Navigating Your Way Through A Property Buy-out

A mortgage buy-out is necessary when one or more property owner/s pay out the other’s share of the property’s equity, so that the co-owner/s can be released from the mortgage and removed from the property deed.

We looked at this and more in our webinar all about navigating your way through a property buy-out.

Let’s look at some property buy-out examples

  • A relationship breakdown such as divorce/separation when one spouse desires to wholly own the marital home by buying out the departing spouse.
  • Co-ownership arrangement ending. E.g. two friends purchase a property together for qualification/affordability purposes and after a period of time the one buys the other out.
  • Parental help ending.

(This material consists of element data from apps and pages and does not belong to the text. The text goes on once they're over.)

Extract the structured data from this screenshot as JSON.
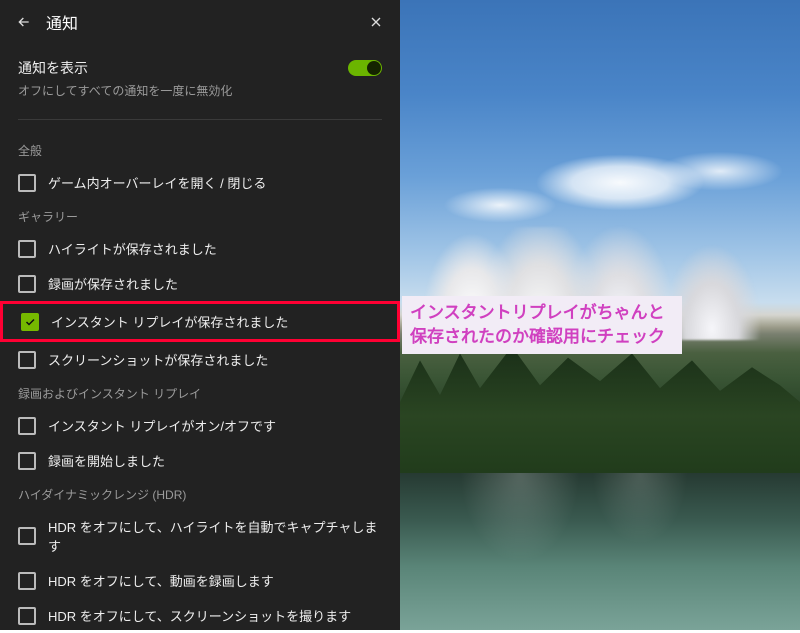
{
  "header": {
    "title": "通知"
  },
  "toggle": {
    "title": "通知を表示",
    "desc": "オフにしてすべての通知を一度に無効化",
    "on": true
  },
  "sections": [
    {
      "header": "全般",
      "items": [
        {
          "label": "ゲーム内オーバーレイを開く / 閉じる",
          "checked": false
        }
      ]
    },
    {
      "header": "ギャラリー",
      "items": [
        {
          "label": "ハイライトが保存されました",
          "checked": false
        },
        {
          "label": "録画が保存されました",
          "checked": false
        },
        {
          "label": "インスタント リプレイが保存されました",
          "checked": true,
          "highlight": true
        },
        {
          "label": "スクリーンショットが保存されました",
          "checked": false
        }
      ]
    },
    {
      "header": "録画およびインスタント リプレイ",
      "items": [
        {
          "label": "インスタント リプレイがオン/オフです",
          "checked": false
        },
        {
          "label": "録画を開始しました",
          "checked": false
        }
      ]
    },
    {
      "header": "ハイダイナミックレンジ (HDR)",
      "items": [
        {
          "label": "HDR をオフにして、ハイライトを自動でキャプチャします",
          "checked": false
        },
        {
          "label": "HDR をオフにして、動画を録画します",
          "checked": false
        },
        {
          "label": "HDR をオフにして、スクリーンショットを撮ります",
          "checked": false
        }
      ]
    }
  ],
  "annotation": "インスタントリプレイがちゃんと保存されたのか確認用にチェック",
  "colors": {
    "accent": "#76b900",
    "highlight": "#ff0033"
  }
}
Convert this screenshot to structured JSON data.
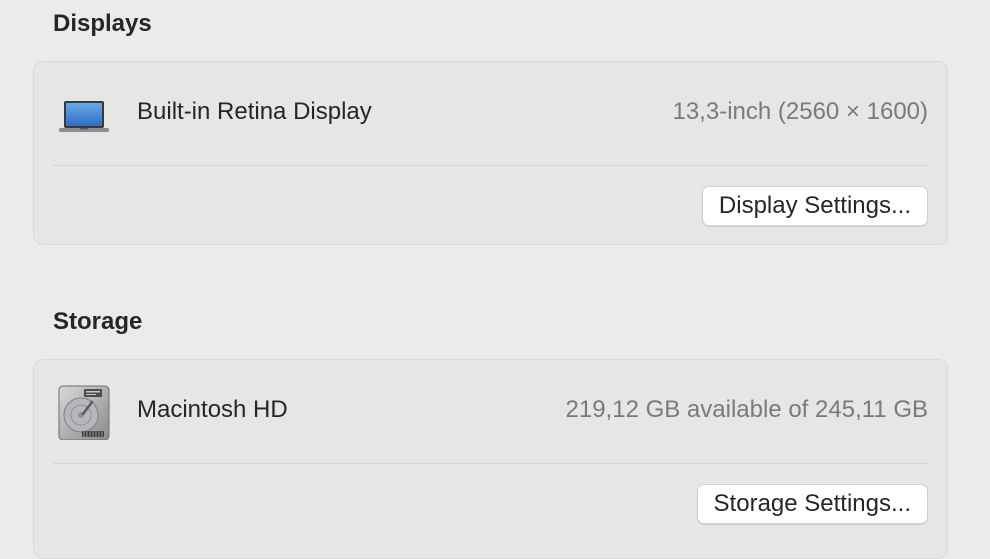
{
  "displays": {
    "title": "Displays",
    "item": {
      "icon": "laptop-icon",
      "label": "Built-in Retina Display",
      "value": "13,3-inch (2560 × 1600)"
    },
    "button_label": "Display Settings..."
  },
  "storage": {
    "title": "Storage",
    "item": {
      "icon": "hard-drive-icon",
      "label": "Macintosh HD",
      "value": "219,12 GB available of 245,11 GB"
    },
    "button_label": "Storage Settings..."
  },
  "colors": {
    "background": "#edebe9",
    "group_background": "#e8e6e4",
    "secondary_text": "#7b7a79",
    "button_background": "#ffffff"
  }
}
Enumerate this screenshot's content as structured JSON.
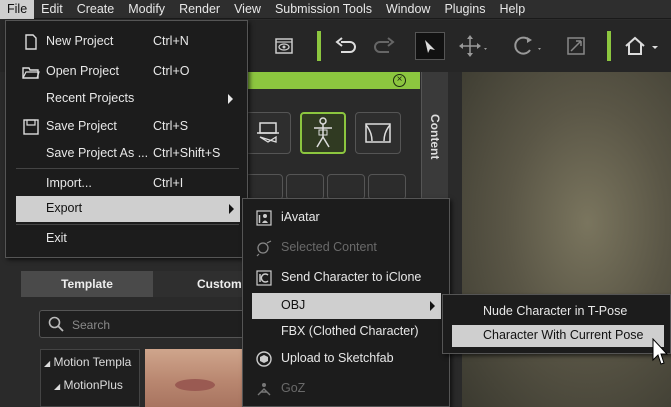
{
  "menubar": {
    "items": [
      "File",
      "Edit",
      "Create",
      "Modify",
      "Render",
      "View",
      "Submission Tools",
      "Window",
      "Plugins",
      "Help"
    ]
  },
  "file_menu": {
    "items": [
      {
        "label": "New Project",
        "shortcut": "Ctrl+N",
        "icon": "new-project-icon"
      },
      {
        "label": "Open Project",
        "shortcut": "Ctrl+O",
        "icon": "folder-icon"
      },
      {
        "label": "Recent Projects",
        "shortcut": "",
        "submenu": true
      },
      {
        "label": "Save Project",
        "shortcut": "Ctrl+S",
        "icon": "save-icon"
      },
      {
        "label": "Save Project As ...",
        "shortcut": "Ctrl+Shift+S"
      },
      {
        "label": "Import...",
        "shortcut": "Ctrl+I"
      },
      {
        "label": "Export",
        "shortcut": "",
        "submenu": true,
        "highlighted": true
      },
      {
        "label": "Exit",
        "shortcut": ""
      }
    ]
  },
  "export_menu": {
    "items": [
      {
        "label": "iAvatar",
        "icon": "iavatar-icon"
      },
      {
        "label": "Selected Content",
        "icon": "selected-content-icon",
        "disabled": true
      },
      {
        "label": "Send Character to iClone",
        "icon": "iclone-icon"
      },
      {
        "label": "OBJ",
        "submenu": true,
        "highlighted": true
      },
      {
        "label": "FBX (Clothed Character)"
      },
      {
        "label": "Upload to Sketchfab",
        "icon": "sketchfab-icon"
      },
      {
        "label": "GoZ",
        "icon": "goz-icon",
        "disabled": true
      }
    ]
  },
  "obj_menu": {
    "items": [
      {
        "label": "Nude Character in T-Pose"
      },
      {
        "label": "Character With Current Pose",
        "highlighted": true
      }
    ]
  },
  "content_panel": {
    "side_tab": "Content",
    "tabs": [
      "Template",
      "Custom"
    ],
    "search_placeholder": "Search",
    "tree": [
      "Motion Templa",
      "MotionPlus"
    ]
  },
  "colors": {
    "accent_green": "#8cc63f",
    "menu_bg": "#1c1c1c",
    "highlight": "#cfcfcf"
  }
}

This is similar to point 2, but instead of requiring to be bought out, the parent is removed from the deed with a buy-out procedure.
  • Investment property buyout. An owner “sells” his/her interest in a property to the other owner/s.

How buy-outs are different:

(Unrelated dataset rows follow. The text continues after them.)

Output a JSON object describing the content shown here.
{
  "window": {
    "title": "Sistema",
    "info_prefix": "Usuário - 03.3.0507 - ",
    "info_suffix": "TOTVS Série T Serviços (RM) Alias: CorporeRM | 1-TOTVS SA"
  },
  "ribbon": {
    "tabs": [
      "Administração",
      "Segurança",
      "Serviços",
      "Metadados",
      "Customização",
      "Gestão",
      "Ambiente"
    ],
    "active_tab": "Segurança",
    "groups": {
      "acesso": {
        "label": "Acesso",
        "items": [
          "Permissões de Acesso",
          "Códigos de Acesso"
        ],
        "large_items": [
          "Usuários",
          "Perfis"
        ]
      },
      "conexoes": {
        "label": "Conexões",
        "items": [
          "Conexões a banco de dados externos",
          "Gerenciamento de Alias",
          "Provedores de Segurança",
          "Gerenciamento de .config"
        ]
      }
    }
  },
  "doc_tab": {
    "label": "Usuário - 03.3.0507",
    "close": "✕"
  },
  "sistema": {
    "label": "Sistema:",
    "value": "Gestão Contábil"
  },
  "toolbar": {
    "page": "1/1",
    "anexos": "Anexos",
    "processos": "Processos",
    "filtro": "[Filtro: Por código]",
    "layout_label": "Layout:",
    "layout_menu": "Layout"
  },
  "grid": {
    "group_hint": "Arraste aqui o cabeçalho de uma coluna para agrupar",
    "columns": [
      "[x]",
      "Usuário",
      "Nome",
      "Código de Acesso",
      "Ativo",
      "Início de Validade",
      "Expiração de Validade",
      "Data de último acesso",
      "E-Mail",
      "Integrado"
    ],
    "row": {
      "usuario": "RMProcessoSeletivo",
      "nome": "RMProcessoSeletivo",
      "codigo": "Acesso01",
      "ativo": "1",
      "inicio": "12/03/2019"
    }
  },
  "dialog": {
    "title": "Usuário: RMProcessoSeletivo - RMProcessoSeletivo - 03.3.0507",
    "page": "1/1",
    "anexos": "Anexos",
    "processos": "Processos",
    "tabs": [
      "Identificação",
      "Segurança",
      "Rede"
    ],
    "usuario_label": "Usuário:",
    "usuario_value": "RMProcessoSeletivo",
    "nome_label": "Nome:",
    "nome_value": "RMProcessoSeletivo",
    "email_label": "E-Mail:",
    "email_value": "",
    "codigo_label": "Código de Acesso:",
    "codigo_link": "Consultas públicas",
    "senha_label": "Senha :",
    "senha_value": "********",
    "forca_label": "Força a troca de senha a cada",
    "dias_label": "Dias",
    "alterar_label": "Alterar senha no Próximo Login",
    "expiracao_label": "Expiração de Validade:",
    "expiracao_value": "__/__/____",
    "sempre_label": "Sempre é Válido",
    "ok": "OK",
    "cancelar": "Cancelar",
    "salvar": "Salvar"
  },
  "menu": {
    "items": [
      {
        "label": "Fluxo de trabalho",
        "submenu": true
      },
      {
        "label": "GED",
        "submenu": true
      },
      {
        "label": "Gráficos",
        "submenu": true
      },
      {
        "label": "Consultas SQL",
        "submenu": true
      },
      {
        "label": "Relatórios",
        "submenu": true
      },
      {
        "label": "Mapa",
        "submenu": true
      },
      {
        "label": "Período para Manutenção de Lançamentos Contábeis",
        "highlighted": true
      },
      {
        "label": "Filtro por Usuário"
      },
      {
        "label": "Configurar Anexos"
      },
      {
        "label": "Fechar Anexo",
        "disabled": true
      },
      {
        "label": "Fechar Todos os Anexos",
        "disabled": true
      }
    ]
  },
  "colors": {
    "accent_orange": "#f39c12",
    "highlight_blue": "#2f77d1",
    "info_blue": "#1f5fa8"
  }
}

Mortgage buy-outs can usually be accomplished through two methods; either a refinance or a sale and purchase process, but each one of these methods has their limitations: 
  1. Refinances: Under current laws, refinance mortgages cannot be more than 80% of the property’s value. Thus, if the buyout requires for the mortgage to be more than 80% of the property’s value the refinance process falls short of achieving the borrowers’ goals. 
  2. Sale & Purchase Process: Although this makes more equity available for the buyout, it can also cause a lot more costs for the new past owners. 
Both the above methods have clear limitations and thus the mortgage rules were created to accommodate buy-outs through a hybrid of the refinance and sale/purchase methods, commonly known as “mortgage buy-outs”.  Until very recently the mortgage buy-out program was only available to legally and common-law married spouses, but the program has now been extended to all buy-outs for principal & secondary residences.   
Mortgage buy-outs for investment properties and borrowers who don’t qualify for prime mortgages are still subject to refinance rules. 

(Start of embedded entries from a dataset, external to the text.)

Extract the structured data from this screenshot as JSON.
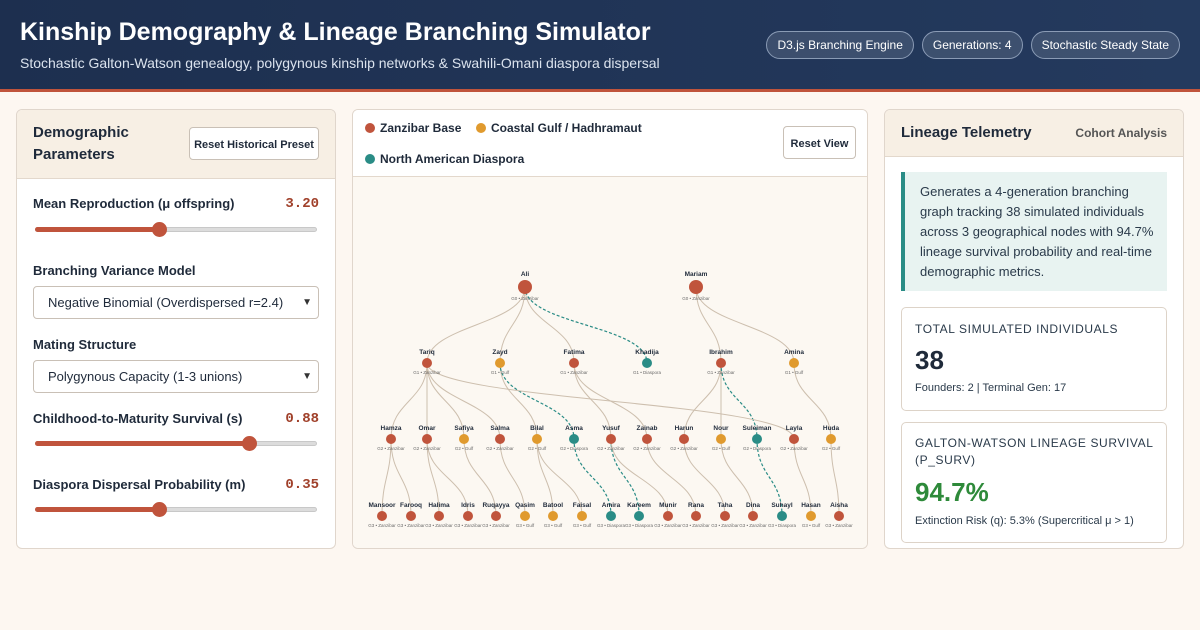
{
  "header": {
    "title": "Kinship Demography & Lineage Branching Simulator",
    "subtitle": "Stochastic Galton-Watson genealogy, polygynous kinship networks & Swahili-Omani diaspora dispersal",
    "badges": [
      "D3.js Branching Engine",
      "Generations: 4",
      "Stochastic Steady State"
    ]
  },
  "left_panel": {
    "title": "Demographic Parameters",
    "reset_button": "Reset Historical Preset",
    "mean_reproduction": {
      "label": "Mean Reproduction (μ offspring)",
      "value": "3.20",
      "fraction": 0.44
    },
    "variance_model": {
      "label": "Branching Variance Model",
      "selected": "Negative Binomial (Overdispersed r=2.4)"
    },
    "mating_structure": {
      "label": "Mating Structure",
      "selected": "Polygynous Capacity (1-3 unions)"
    },
    "childhood_survival": {
      "label": "Childhood-to-Maturity Survival (s)",
      "value": "0.88",
      "fraction": 0.76
    },
    "diaspora_dispersal": {
      "label": "Diaspora Dispersal Probability (m)",
      "value": "0.35",
      "fraction": 0.44
    }
  },
  "center_panel": {
    "legend": [
      {
        "label": "Zanzibar Base",
        "color": "#c0543c"
      },
      {
        "label": "Coastal Gulf / Hadhramaut",
        "color": "#e09a2e"
      },
      {
        "label": "North American Diaspora",
        "color": "#2a8c86"
      }
    ],
    "reset_button": "Reset View",
    "node_colors": {
      "Zanzibar": "#c0543c",
      "Gulf": "#e09a2e",
      "Diaspora": "#2a8c86"
    },
    "generations": [
      [
        {
          "name": "Ali",
          "region": "Zanzibar",
          "sub": "G0 • Zanzibar"
        },
        {
          "name": "Mariam",
          "region": "Zanzibar",
          "sub": "G0 • Zanzibar"
        }
      ],
      [
        {
          "name": "Tariq",
          "region": "Zanzibar",
          "sub": "G1 • Zanzibar",
          "parent": 0
        },
        {
          "name": "Zayd",
          "region": "Gulf",
          "sub": "G1 • Gulf",
          "parent": 0
        },
        {
          "name": "Fatima",
          "region": "Zanzibar",
          "sub": "G1 • Zanzibar",
          "parent": 0
        },
        {
          "name": "Khadija",
          "region": "Diaspora",
          "sub": "G1 • Diaspora",
          "parent": 0
        },
        {
          "name": "Ibrahim",
          "region": "Zanzibar",
          "sub": "G1 • Zanzibar",
          "parent": 1
        },
        {
          "name": "Amina",
          "region": "Gulf",
          "sub": "G1 • Gulf",
          "parent": 1
        }
      ],
      [
        {
          "name": "Hamza",
          "region": "Zanzibar",
          "sub": "G2 • Zanzibar",
          "parent": 0
        },
        {
          "name": "Omar",
          "region": "Zanzibar",
          "sub": "G2 • Zanzibar",
          "parent": 0
        },
        {
          "name": "Safiya",
          "region": "Gulf",
          "sub": "G2 • Gulf",
          "parent": 0
        },
        {
          "name": "Salma",
          "region": "Zanzibar",
          "sub": "G2 • Zanzibar",
          "parent": 0
        },
        {
          "name": "Bilal",
          "region": "Gulf",
          "sub": "G2 • Gulf",
          "parent": 1
        },
        {
          "name": "Asma",
          "region": "Diaspora",
          "sub": "G2 • Diaspora",
          "parent": 1
        },
        {
          "name": "Yusuf",
          "region": "Zanzibar",
          "sub": "G2 • Zanzibar",
          "parent": 2
        },
        {
          "name": "Zainab",
          "region": "Zanzibar",
          "sub": "G2 • Zanzibar",
          "parent": 2
        },
        {
          "name": "Harun",
          "region": "Zanzibar",
          "sub": "G2 • Zanzibar",
          "parent": 4
        },
        {
          "name": "Nour",
          "region": "Gulf",
          "sub": "G2 • Gulf",
          "parent": 4
        },
        {
          "name": "Suleiman",
          "region": "Diaspora",
          "sub": "G2 • Diaspora",
          "parent": 4
        },
        {
          "name": "Layla",
          "region": "Zanzibar",
          "sub": "G2 • Zanzibar",
          "parent": 0
        },
        {
          "name": "Huda",
          "region": "Gulf",
          "sub": "G2 • Gulf",
          "parent": 5
        }
      ],
      [
        {
          "name": "Mansoor",
          "region": "Zanzibar",
          "sub": "G3 • Zanzibar",
          "parent": 0
        },
        {
          "name": "Farooq",
          "region": "Zanzibar",
          "sub": "G3 • Zanzibar",
          "parent": 0
        },
        {
          "name": "Halima",
          "region": "Zanzibar",
          "sub": "G3 • Zanzibar",
          "parent": 1
        },
        {
          "name": "Idris",
          "region": "Zanzibar",
          "sub": "G3 • Zanzibar",
          "parent": 1
        },
        {
          "name": "Ruqayya",
          "region": "Zanzibar",
          "sub": "G3 • Zanzibar",
          "parent": 2
        },
        {
          "name": "Qasim",
          "region": "Gulf",
          "sub": "G3 • Gulf",
          "parent": 3
        },
        {
          "name": "Batool",
          "region": "Gulf",
          "sub": "G3 • Gulf",
          "parent": 4
        },
        {
          "name": "Faisal",
          "region": "Gulf",
          "sub": "G3 • Gulf",
          "parent": 4
        },
        {
          "name": "Amira",
          "region": "Diaspora",
          "sub": "G3 • Diaspora",
          "parent": 5
        },
        {
          "name": "Kareem",
          "region": "Diaspora",
          "sub": "G3 • Diaspora",
          "parent": 6
        },
        {
          "name": "Munir",
          "region": "Zanzibar",
          "sub": "G3 • Zanzibar",
          "parent": 6
        },
        {
          "name": "Rana",
          "region": "Zanzibar",
          "sub": "G3 • Zanzibar",
          "parent": 7
        },
        {
          "name": "Taha",
          "region": "Zanzibar",
          "sub": "G3 • Zanzibar",
          "parent": 8
        },
        {
          "name": "Dina",
          "region": "Zanzibar",
          "sub": "G3 • Zanzibar",
          "parent": 9
        },
        {
          "name": "Suhayl",
          "region": "Diaspora",
          "sub": "G3 • Diaspora",
          "parent": 10
        },
        {
          "name": "Hasan",
          "region": "Gulf",
          "sub": "G3 • Gulf",
          "parent": 11
        },
        {
          "name": "Aisha",
          "region": "Zanzibar",
          "sub": "G3 • Zanzibar",
          "parent": 12
        }
      ]
    ]
  },
  "right_panel": {
    "title": "Lineage Telemetry",
    "link": "Cohort Analysis",
    "description": "Generates a 4-generation branching graph tracking 38 simulated individuals across 3 geographical nodes with 94.7% lineage survival probability and real-time demographic metrics.",
    "total": {
      "label": "TOTAL SIMULATED INDIVIDUALS",
      "value": "38",
      "sub": "Founders: 2 | Terminal Gen: 17",
      "color": "#1f2a3a"
    },
    "survival": {
      "label": "GALTON-WATSON LINEAGE SURVIVAL (P_SURV)",
      "value": "94.7%",
      "sub": "Extinction Risk (q): 5.3% (Supercritical μ > 1)",
      "color": "#2e8a3a"
    }
  }
}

Principal/Secondary Residence Mortgage Buyout Program Guidelines:

  1. Mortgage Qualification: Qualification for the buyout mortgage follows normal purchase & sale requirements, rules & guidelines. E.g. For property values equal to or below $500,000, a minimum 5% equity is required. 
  2. Borrowers on Title: The remaining and departing borrowers must currently be on the property deed. 
  3. Proof of Buyout: Acceptable documentation validating the remaining borrower is purchasing the departing borrower’s interest in the property is required: 
  4. Finalized, firm agreement of purchase & sale: always required. 
  5. Finalized separation agreement: 
    • Applicable to legally or common-law married spouses. 
    • The agreement must state the full terms of the buyout, including, the amount of equity out to the departing spouse, any debts that need to be paid from the mortgage, etc. 
  1. Dissolution Agreement: 
    • Applicable to unmarried borrowers. 
    • The agreement must state the full terms of the buyout including, the amount of equity out to the departing borrower, any debts that need to be paid from the mortgage, etc. 
  1. Court Order – where applicable. 
  2. The remaining borrower must be eligible and fully qualify for the buyout mortgage.  Thus, the remaining borrower will need to supply a full set of mortgage supporting documents as required by the mortgage lender.  E.g. current mortgage statement, property tax statement, income confirmation, etc. 
  3. Mortgage buyouts are deemed to be non-arm’s length real estate transactions; thus, mortgage buyouts always require an appraisal of the property by the lender. 
  • The mortgage will be based on the lesser of the purchase price [the buyout property value agreed to between the remaining and departing borrowers] or the lender’s appraised value of the dwelling. 
  • The appraisal is ordered by the mortgage broker/lender/mortgage insurer from a lender approved appraiser.  The appraisal is often ordered only once the buyout mortgage application has been submitted to the mortgage lender for evaluation 
  • This means that if the existing and departing borrowers have agreed to a property value higher than its appraised value, the deficit/difference will not be covered by the buyout mortgage. 
There are costs to the remaining and departing borrowers in a mortgage buyout transaction so it is important that all parties, upfront, not only understand their costs, but also determine who will be responsible for the costs.  It is essential that the borrowers consult their solicitors, accountants and any other professionals they need help from before and during the remaining borrower’s mortgage pre-qualification process. 
Although not conclusive, here is a list of expenses to consider for the mortgage buyout process: 
  • Equity payout to the departing borrower 
  • Debts that will be settled through the mortgage as defined in the separation/dissolution agreement 
  • Mortgage payout penalties 
  • Appraisal cost 
  • Condo status certificate cost 
  • Lender discharge fees 
  • Provincial & municipal land transfer taxes 
  • Mortgage closing costs 
  • PST on mortgage insurance 
  • Legal Fees & Disbursements for the existing mortgage 
  • Legal Fees & Disbursements for the buyout mortgage 

When it comes to separating from a significant other, life can get complicated. Don’t make an already difficult situation worse by not taking the right steps. If you need help with a property buy-out, chat to us. We’re here for you.